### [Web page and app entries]
-- Opening Marker --
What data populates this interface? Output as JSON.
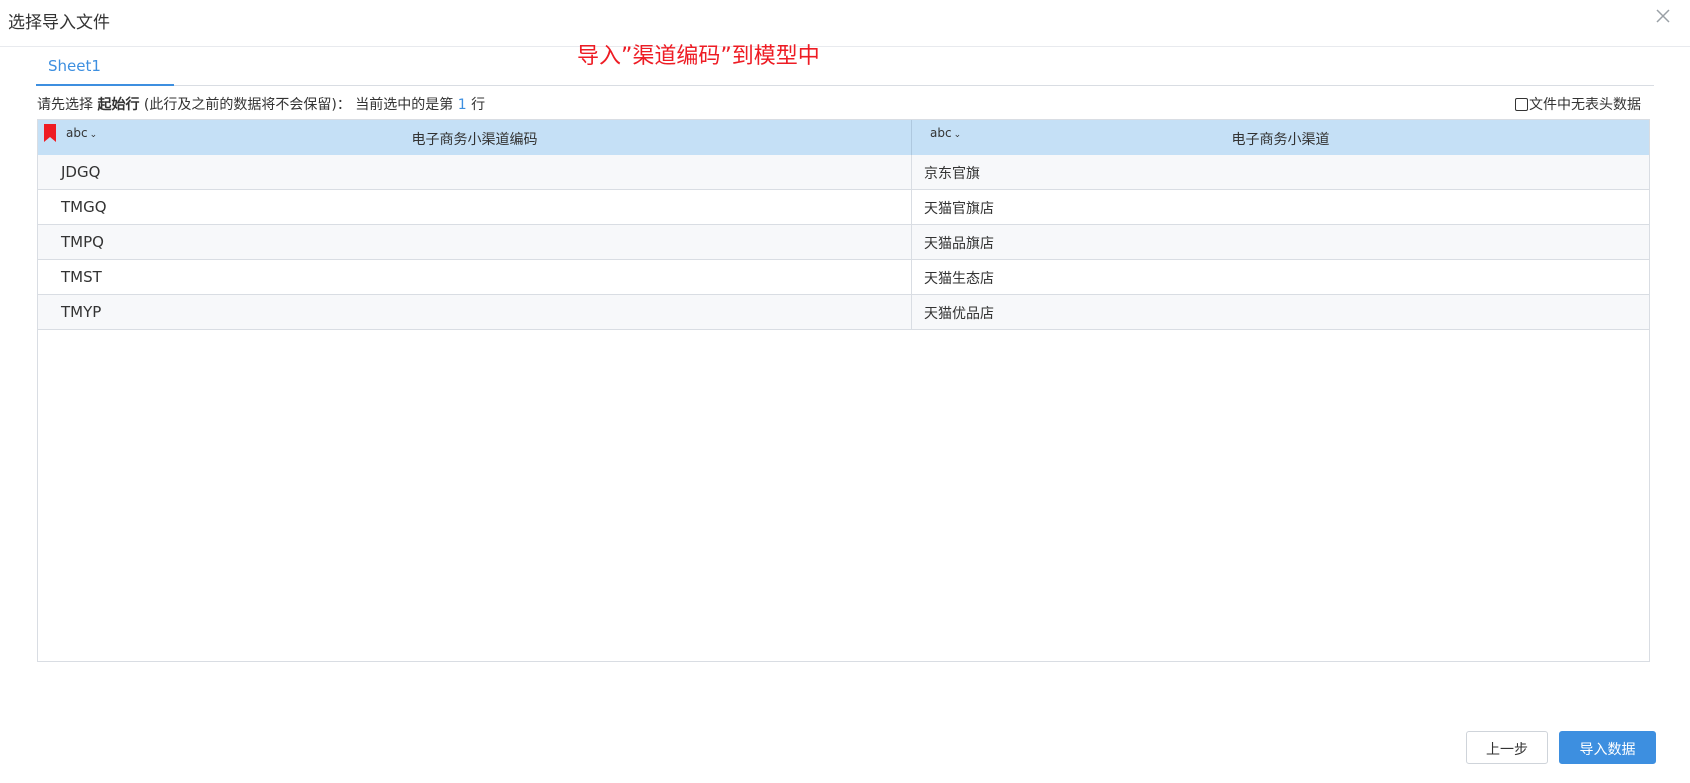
{
  "dialog": {
    "title": "选择导入文件",
    "close_icon": "close-icon"
  },
  "tabs": [
    {
      "label": "Sheet1",
      "active": true
    }
  ],
  "annotation": {
    "text": "导入”渠道编码”到模型中",
    "color": "#ee1c24"
  },
  "hint": {
    "prefix": "请先选择",
    "start_row": "起始行",
    "note": "(此行及之前的数据将不会保留)：",
    "current_prefix": "当前选中的是第",
    "current_row": "1",
    "suffix": "行"
  },
  "options": {
    "no_header_label": "文件中无表头数据",
    "no_header_checked": false
  },
  "table": {
    "columns": [
      {
        "type": "abc",
        "title": "电子商务小渠道编码"
      },
      {
        "type": "abc",
        "title": "电子商务小渠道"
      }
    ],
    "rows": [
      [
        "JDGQ",
        "京东官旗"
      ],
      [
        "TMGQ",
        "天猫官旗店"
      ],
      [
        "TMPQ",
        "天猫品旗店"
      ],
      [
        "TMST",
        "天猫生态店"
      ],
      [
        "TMYP",
        "天猫优品店"
      ]
    ]
  },
  "footer": {
    "prev_label": "上一步",
    "import_label": "导入数据"
  },
  "colors": {
    "accent": "#3d8fe0",
    "header_bg": "#c5e0f6",
    "bookmark": "#ee1c24"
  }
}
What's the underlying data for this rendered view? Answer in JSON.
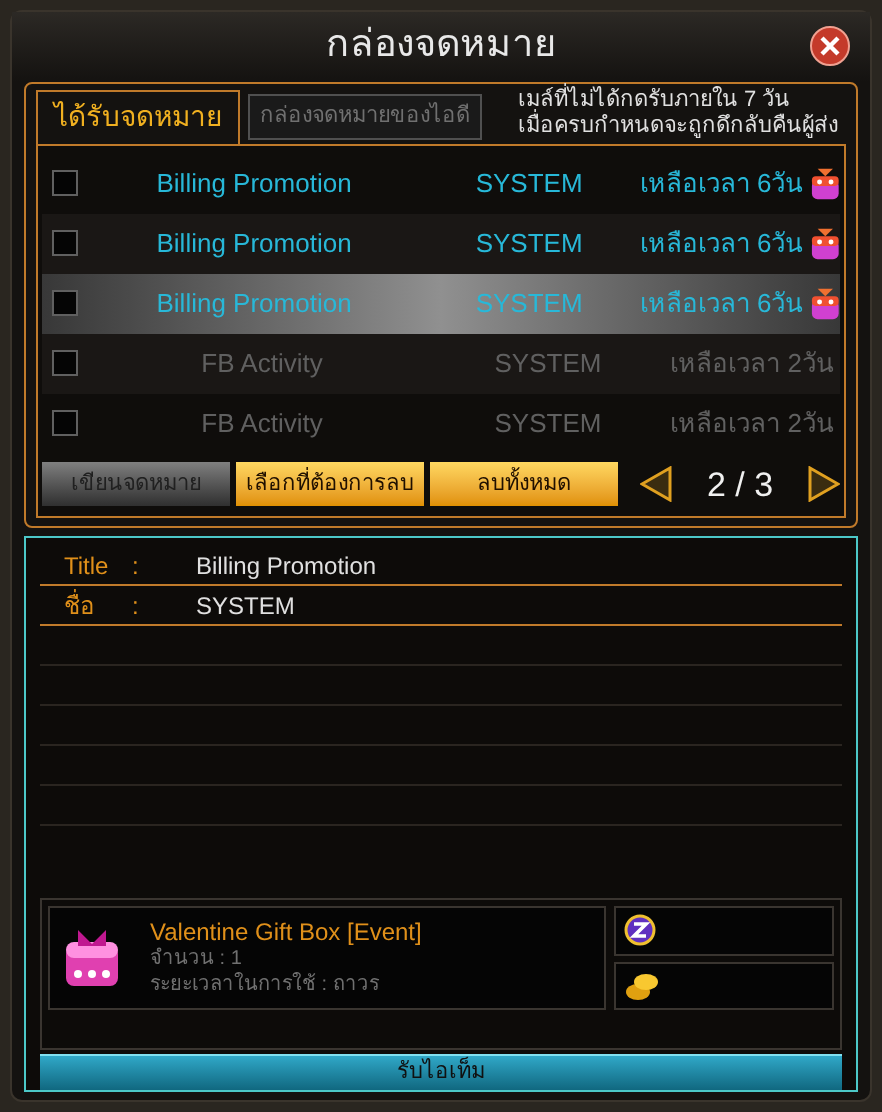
{
  "window": {
    "title": "กล่องจดหมาย"
  },
  "tabs": [
    {
      "label": "ได้รับจดหมาย",
      "selected": true
    },
    {
      "label": "กล่องจดหมายของไอดี",
      "selected": false
    }
  ],
  "notice": "เมล์ที่ไม่ได้กดรับภายใน 7 วัน\nเมื่อครบกำหนดจะถูกดึกลับคืนผู้ส่ง",
  "mails": [
    {
      "title": "Billing Promotion",
      "sender": "SYSTEM",
      "remaining": "เหลือเวลา 6วัน",
      "checked": false,
      "read": false,
      "has_gift": true,
      "selected": false
    },
    {
      "title": "Billing Promotion",
      "sender": "SYSTEM",
      "remaining": "เหลือเวลา 6วัน",
      "checked": false,
      "read": false,
      "has_gift": true,
      "selected": false
    },
    {
      "title": "Billing Promotion",
      "sender": "SYSTEM",
      "remaining": "เหลือเวลา 6วัน",
      "checked": false,
      "read": false,
      "has_gift": true,
      "selected": true
    },
    {
      "title": "FB Activity",
      "sender": "SYSTEM",
      "remaining": "เหลือเวลา 2วัน",
      "checked": false,
      "read": true,
      "has_gift": false,
      "selected": false
    },
    {
      "title": "FB Activity",
      "sender": "SYSTEM",
      "remaining": "เหลือเวลา 2วัน",
      "checked": false,
      "read": true,
      "has_gift": false,
      "selected": false
    }
  ],
  "buttons": [
    {
      "label": "เขียนจดหมาย",
      "disabled": true
    },
    {
      "label": "เลือกที่ต้องการลบ",
      "disabled": false
    },
    {
      "label": "ลบทั้งหมด",
      "disabled": false
    }
  ],
  "page": "2 / 3",
  "detail": {
    "fields": [
      {
        "label": "Title",
        "separator": ":",
        "value": "Billing Promotion"
      },
      {
        "label": "ชื่อ",
        "separator": ":",
        "value": "SYSTEM"
      }
    ],
    "item": {
      "name": "Valentine Gift Box [Event]",
      "quantity": "จำนวน : 1",
      "duration": "ระยะเวลาในการใช้ : ถาวร"
    },
    "receive_button": "รับไอเท็ม"
  }
}
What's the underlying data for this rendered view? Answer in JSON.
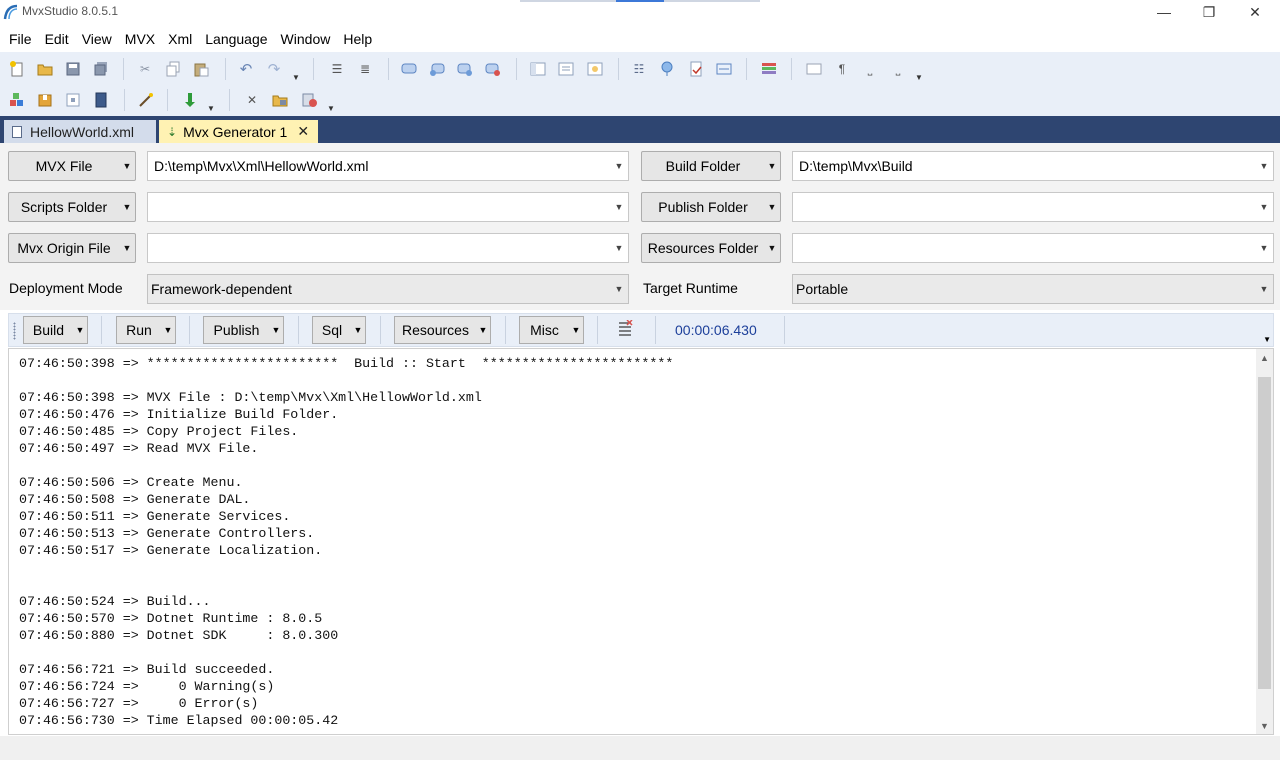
{
  "window": {
    "title": "MvxStudio 8.0.5.1",
    "minimize_glyph": "—",
    "restore_glyph": "❐",
    "close_glyph": "✕"
  },
  "menu": [
    "File",
    "Edit",
    "View",
    "MVX",
    "Xml",
    "Language",
    "Window",
    "Help"
  ],
  "toolbar_icons": {
    "row1": [
      "new-file-icon",
      "open-folder-icon",
      "save-icon",
      "save-all-icon",
      "cut-icon",
      "copy-icon",
      "paste-icon",
      "undo-icon",
      "redo-icon",
      "indent-icon",
      "outdent-icon",
      "comment-bubble-icon",
      "comment-add-icon",
      "comment-next-icon",
      "comment-remove-icon",
      "panel-left-icon",
      "panel-list-icon",
      "panel-image-icon",
      "numbered-list-icon",
      "pin-icon",
      "document-check-icon",
      "wrap-icon",
      "layers-icon",
      "frame-icon",
      "pilcrow-icon",
      "space-icon",
      "whitespace-icon"
    ],
    "row2": [
      "components-icon",
      "package-icon",
      "module-icon",
      "book-icon",
      "magic-wand-icon",
      "build-download-icon",
      "tools-icon",
      "folder-tools-icon",
      "clear-build-icon"
    ]
  },
  "tabs": [
    {
      "label": "HellowWorld.xml",
      "active": false
    },
    {
      "label": "Mvx Generator 1",
      "active": true,
      "close": "✕"
    }
  ],
  "form": {
    "mvx_file_button": "MVX File",
    "mvx_file_value": "D:\\temp\\Mvx\\Xml\\HellowWorld.xml",
    "scripts_folder_button": "Scripts Folder",
    "scripts_folder_value": "",
    "mvx_origin_button": "Mvx Origin File",
    "mvx_origin_value": "",
    "build_folder_button": "Build Folder",
    "build_folder_value": "D:\\temp\\Mvx\\Build",
    "publish_folder_button": "Publish Folder",
    "publish_folder_value": "",
    "resources_folder_button": "Resources Folder",
    "resources_folder_value": "",
    "deployment_mode_label": "Deployment Mode",
    "deployment_mode_value": "Framework-dependent",
    "target_runtime_label": "Target Runtime",
    "target_runtime_value": "Portable"
  },
  "commands": {
    "build": "Build",
    "run": "Run",
    "publish": "Publish",
    "sql": "Sql",
    "resources": "Resources",
    "misc": "Misc",
    "elapsed": "00:00:06.430"
  },
  "log_lines": [
    "07:46:50:398 => ************************  Build :: Start  ************************",
    "",
    "07:46:50:398 => MVX File : D:\\temp\\Mvx\\Xml\\HellowWorld.xml",
    "07:46:50:476 => Initialize Build Folder.",
    "07:46:50:485 => Copy Project Files.",
    "07:46:50:497 => Read MVX File.",
    "",
    "07:46:50:506 => Create Menu.",
    "07:46:50:508 => Generate DAL.",
    "07:46:50:511 => Generate Services.",
    "07:46:50:513 => Generate Controllers.",
    "07:46:50:517 => Generate Localization.",
    "",
    "",
    "07:46:50:524 => Build...",
    "07:46:50:570 => Dotnet Runtime : 8.0.5",
    "07:46:50:880 => Dotnet SDK     : 8.0.300",
    "",
    "07:46:56:721 => Build succeeded.",
    "07:46:56:724 =>     0 Warning(s)",
    "07:46:56:727 =>     0 Error(s)",
    "07:46:56:730 => Time Elapsed 00:00:05.42"
  ],
  "colors": {
    "tab_strip": "#2e4571",
    "active_tab": "#fff2b3",
    "toolbar_bg": "#e9eff8",
    "elapsed_text": "#1c3f9a"
  }
}
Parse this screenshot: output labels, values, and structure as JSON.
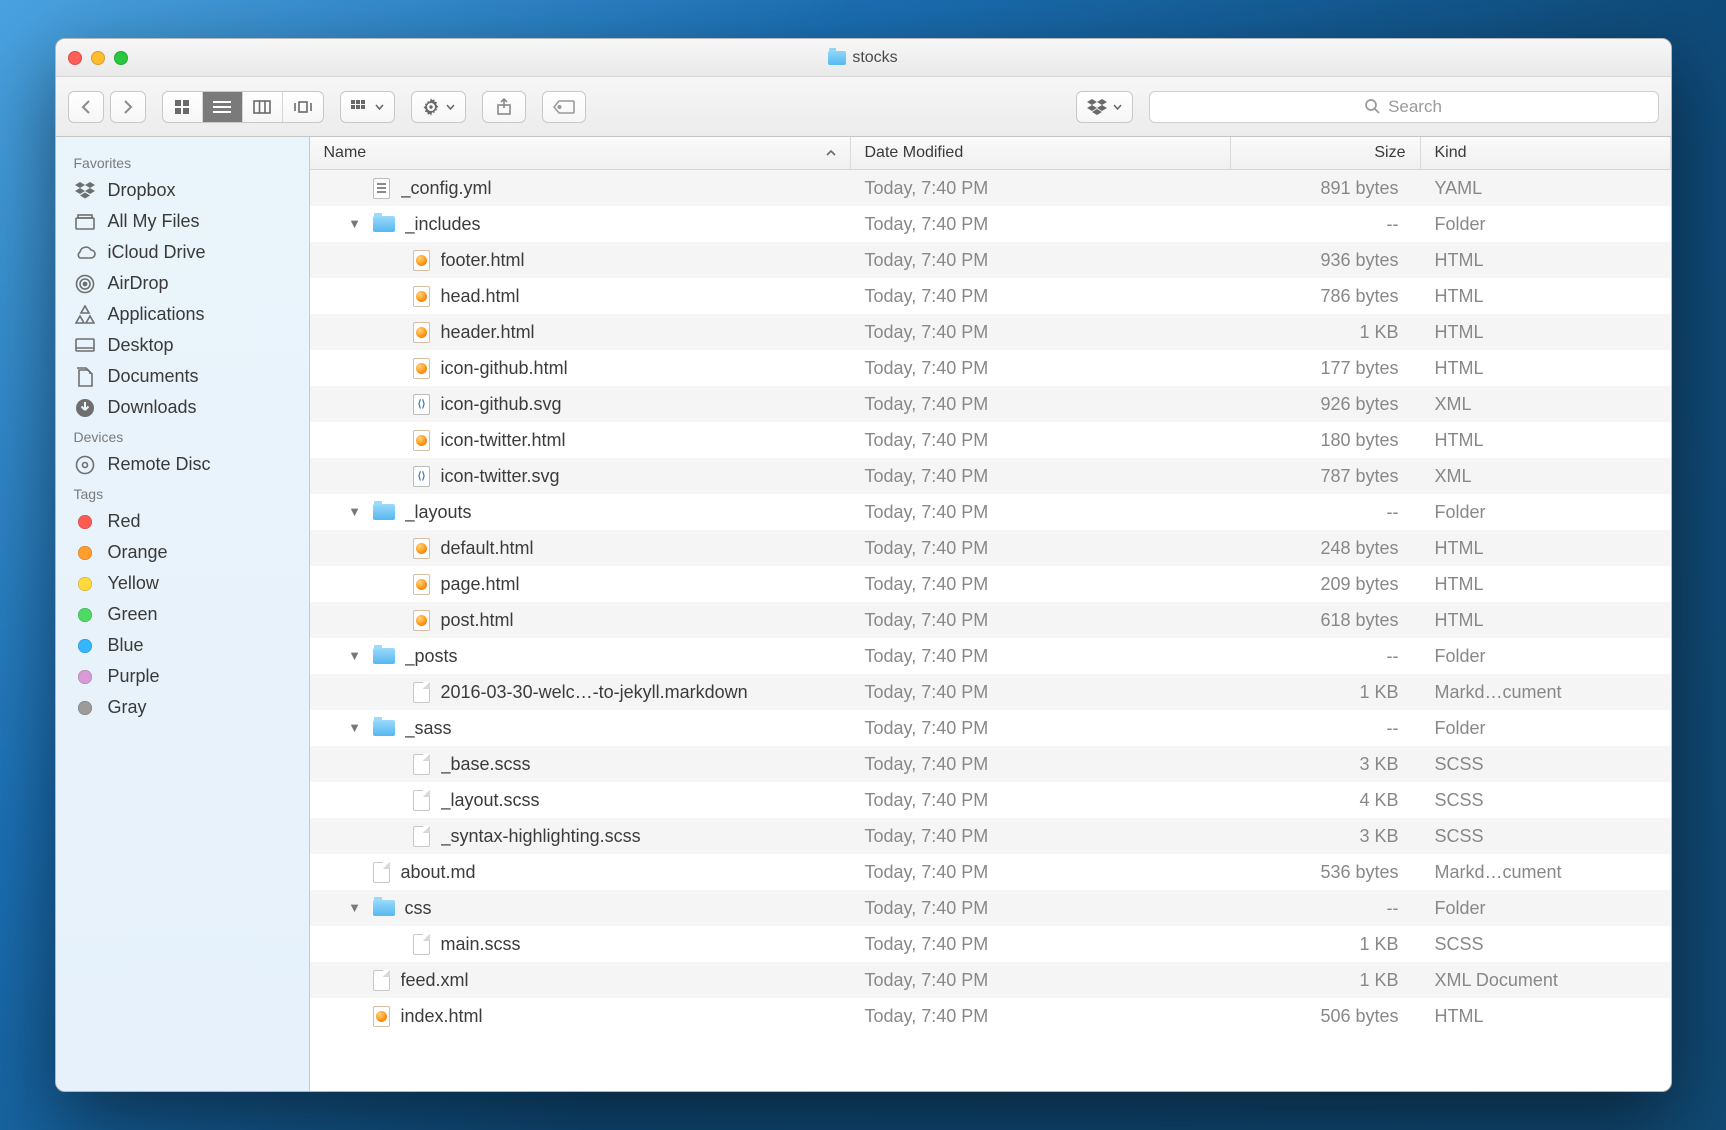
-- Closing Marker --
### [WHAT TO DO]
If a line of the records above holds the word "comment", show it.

### [OUTPUT FOR THIS TASK]
      "comment-bubble-icon",
      "comment-add-icon",
      "comment-next-icon",
      "comment-remove-icon",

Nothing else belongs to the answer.